  88. Andres Casas-Casas. “Architecturas Institucionales y Mecanismos Informales para la Transformacion de la Seguridad y la Convivencia en Medellın Reporte Ejecutivo del Acompanamiento al Diseno de La Polıtica Publica de Seguridad y Convivencia en Medellın.” In Seguridad y Convivencia en Medellin Aproximaciones Empiricas a sus Atributos y Desafios. Edited by Andres Casas-Casas and Jorge Giraldo Ramírez. Medellin: Alcadia de Medellin, 2015. [Google Scholar]
  89. Diego Gambetta. The Sicilian Mafia: The Business of Private Protection. Cambridge: Harvard University Press, 1993. [Google Scholar]
  90. Stathis Kalyvas.

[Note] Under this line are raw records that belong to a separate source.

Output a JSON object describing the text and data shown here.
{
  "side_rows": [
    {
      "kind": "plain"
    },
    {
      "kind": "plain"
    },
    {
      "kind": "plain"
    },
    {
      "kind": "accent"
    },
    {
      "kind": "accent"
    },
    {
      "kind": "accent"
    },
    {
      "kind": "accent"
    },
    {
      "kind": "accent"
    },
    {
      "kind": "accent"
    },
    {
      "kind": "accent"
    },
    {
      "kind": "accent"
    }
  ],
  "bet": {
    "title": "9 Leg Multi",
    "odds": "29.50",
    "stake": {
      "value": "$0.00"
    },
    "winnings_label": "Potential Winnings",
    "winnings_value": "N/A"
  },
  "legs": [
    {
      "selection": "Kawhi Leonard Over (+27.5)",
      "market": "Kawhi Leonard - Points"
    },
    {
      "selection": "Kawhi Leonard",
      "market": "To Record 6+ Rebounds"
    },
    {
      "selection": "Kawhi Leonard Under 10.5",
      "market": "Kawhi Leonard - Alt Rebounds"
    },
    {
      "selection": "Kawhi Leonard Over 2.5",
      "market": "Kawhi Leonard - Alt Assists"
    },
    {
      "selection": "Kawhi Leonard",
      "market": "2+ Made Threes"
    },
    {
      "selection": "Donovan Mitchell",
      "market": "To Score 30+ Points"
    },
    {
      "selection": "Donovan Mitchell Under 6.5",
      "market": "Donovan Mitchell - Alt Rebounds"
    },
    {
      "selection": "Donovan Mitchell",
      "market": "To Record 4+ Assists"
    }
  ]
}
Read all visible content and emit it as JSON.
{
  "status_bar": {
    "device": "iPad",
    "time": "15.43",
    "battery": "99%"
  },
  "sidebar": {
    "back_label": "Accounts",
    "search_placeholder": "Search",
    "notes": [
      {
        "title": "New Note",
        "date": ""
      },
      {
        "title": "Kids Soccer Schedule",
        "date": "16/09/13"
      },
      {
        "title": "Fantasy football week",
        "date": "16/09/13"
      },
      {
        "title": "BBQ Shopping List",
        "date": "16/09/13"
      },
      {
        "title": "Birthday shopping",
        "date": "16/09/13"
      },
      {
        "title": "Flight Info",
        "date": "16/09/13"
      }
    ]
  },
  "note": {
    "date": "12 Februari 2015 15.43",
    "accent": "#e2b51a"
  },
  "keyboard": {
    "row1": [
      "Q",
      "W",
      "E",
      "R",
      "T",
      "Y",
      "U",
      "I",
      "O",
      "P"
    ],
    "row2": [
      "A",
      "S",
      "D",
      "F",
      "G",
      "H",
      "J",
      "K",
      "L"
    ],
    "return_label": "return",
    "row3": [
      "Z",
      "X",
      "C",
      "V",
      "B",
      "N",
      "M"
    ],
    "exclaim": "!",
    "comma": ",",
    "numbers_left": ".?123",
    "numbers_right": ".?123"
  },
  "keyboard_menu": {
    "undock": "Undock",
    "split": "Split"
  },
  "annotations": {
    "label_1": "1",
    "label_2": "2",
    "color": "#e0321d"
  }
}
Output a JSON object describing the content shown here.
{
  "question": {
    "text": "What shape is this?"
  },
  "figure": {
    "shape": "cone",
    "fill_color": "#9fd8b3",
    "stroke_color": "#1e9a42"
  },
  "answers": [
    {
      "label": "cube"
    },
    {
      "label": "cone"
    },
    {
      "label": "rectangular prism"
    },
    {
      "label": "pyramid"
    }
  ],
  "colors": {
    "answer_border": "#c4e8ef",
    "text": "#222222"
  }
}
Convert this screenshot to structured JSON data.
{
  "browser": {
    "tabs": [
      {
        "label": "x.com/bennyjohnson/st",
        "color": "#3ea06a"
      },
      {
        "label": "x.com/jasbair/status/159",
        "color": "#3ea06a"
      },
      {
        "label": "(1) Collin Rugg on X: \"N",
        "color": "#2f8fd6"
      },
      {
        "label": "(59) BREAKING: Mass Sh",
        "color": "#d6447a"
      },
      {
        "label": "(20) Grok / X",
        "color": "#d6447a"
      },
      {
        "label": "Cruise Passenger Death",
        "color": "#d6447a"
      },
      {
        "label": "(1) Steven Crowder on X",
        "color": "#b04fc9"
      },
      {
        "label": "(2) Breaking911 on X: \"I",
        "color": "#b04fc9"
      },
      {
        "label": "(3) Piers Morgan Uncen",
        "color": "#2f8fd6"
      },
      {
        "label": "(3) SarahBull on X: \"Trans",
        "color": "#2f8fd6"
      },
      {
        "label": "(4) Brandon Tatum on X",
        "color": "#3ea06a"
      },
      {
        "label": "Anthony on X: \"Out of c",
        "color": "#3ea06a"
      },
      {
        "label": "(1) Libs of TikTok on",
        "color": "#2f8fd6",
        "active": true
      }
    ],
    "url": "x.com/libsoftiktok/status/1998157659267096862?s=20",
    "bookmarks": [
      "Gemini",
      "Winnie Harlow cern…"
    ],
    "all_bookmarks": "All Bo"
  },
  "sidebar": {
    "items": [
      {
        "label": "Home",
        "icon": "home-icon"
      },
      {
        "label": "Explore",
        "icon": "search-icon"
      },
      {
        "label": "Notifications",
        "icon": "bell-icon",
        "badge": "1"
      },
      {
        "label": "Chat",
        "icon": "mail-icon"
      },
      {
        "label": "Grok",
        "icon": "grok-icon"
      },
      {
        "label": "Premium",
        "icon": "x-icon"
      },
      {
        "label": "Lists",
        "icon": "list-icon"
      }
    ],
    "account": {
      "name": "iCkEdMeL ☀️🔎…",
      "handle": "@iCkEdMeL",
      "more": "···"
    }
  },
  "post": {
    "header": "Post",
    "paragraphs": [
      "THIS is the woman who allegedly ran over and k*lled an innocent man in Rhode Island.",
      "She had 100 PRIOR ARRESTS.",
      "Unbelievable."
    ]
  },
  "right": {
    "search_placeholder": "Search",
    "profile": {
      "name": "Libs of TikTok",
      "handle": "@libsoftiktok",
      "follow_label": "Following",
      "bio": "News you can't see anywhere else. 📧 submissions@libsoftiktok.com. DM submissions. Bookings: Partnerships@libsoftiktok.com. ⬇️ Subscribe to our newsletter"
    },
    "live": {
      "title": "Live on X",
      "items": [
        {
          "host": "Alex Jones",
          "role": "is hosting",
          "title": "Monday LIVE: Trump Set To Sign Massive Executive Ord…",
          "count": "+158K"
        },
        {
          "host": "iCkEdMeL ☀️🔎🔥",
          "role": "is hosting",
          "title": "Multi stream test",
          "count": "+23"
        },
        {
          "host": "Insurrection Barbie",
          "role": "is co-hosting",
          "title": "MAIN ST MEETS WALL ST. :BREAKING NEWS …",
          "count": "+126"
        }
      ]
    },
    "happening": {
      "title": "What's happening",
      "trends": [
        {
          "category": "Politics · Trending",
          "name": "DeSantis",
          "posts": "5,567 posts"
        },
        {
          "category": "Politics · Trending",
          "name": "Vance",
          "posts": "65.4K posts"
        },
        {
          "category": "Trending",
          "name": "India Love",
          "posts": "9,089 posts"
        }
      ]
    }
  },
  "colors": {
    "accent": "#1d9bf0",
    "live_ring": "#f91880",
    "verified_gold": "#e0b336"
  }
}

The Logic of Violence in Civil War. New York: Cambridge University Press, 2006. [Google Scholar]
  • 1Throughout some literature on gangs in Medellin, these groups are referred to as combos or bandas, however some literature on gangs in Medellin does separate these groups as criminal bandas and delinquent combos. For reasons of clarity, this paper is only using the term banda, however, the particular term that a participant used has not been changed. The difficulty in classifying these groups shows an example of the complexities and varied interpretations of criminal groups in Medellin.

Share and Cite

MDPI and ACS Style

Doyle, C. Explaining Patterns of Urban Violence in Medellin, Colombia. Laws 2016, 5, 3.

AMA Style

Doyle C. Explaining Patterns of Urban Violence in Medellin, Colombia. Laws. 2016; 5(1):3.

Chicago/Turabian Style

Doyle, Caroline. 2016. "Explaining Patterns of Urban Violence in Medellin, Colombia" Laws 5, no. 1: 3.

Note that from the first issue of 2016, this journal uses article numbers instead of page numbers. See further details here.

Article Metrics

Back to TopTop